→ **Provided records**
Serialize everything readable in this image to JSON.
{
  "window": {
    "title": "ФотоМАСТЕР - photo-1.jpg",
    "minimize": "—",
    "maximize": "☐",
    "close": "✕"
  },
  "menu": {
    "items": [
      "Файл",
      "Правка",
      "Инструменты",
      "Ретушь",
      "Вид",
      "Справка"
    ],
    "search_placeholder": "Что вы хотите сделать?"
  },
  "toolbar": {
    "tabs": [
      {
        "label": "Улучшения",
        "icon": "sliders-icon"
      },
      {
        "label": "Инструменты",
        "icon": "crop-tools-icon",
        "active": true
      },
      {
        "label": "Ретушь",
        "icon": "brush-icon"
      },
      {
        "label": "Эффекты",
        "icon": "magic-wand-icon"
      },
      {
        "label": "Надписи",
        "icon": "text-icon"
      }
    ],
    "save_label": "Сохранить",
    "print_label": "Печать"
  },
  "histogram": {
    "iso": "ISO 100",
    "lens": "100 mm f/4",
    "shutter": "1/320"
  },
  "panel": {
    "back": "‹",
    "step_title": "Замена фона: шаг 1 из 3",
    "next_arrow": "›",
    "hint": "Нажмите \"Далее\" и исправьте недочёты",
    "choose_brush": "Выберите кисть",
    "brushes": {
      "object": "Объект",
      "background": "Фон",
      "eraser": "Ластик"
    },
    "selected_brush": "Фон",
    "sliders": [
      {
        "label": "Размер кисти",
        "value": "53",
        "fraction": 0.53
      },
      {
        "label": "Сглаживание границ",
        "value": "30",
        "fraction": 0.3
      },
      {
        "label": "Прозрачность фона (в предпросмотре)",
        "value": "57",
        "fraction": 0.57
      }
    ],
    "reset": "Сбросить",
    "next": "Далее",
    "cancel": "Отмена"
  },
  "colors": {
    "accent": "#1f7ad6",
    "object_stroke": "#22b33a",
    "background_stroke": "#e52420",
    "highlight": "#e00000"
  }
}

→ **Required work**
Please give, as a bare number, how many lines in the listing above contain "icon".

→ **Exercise response**
5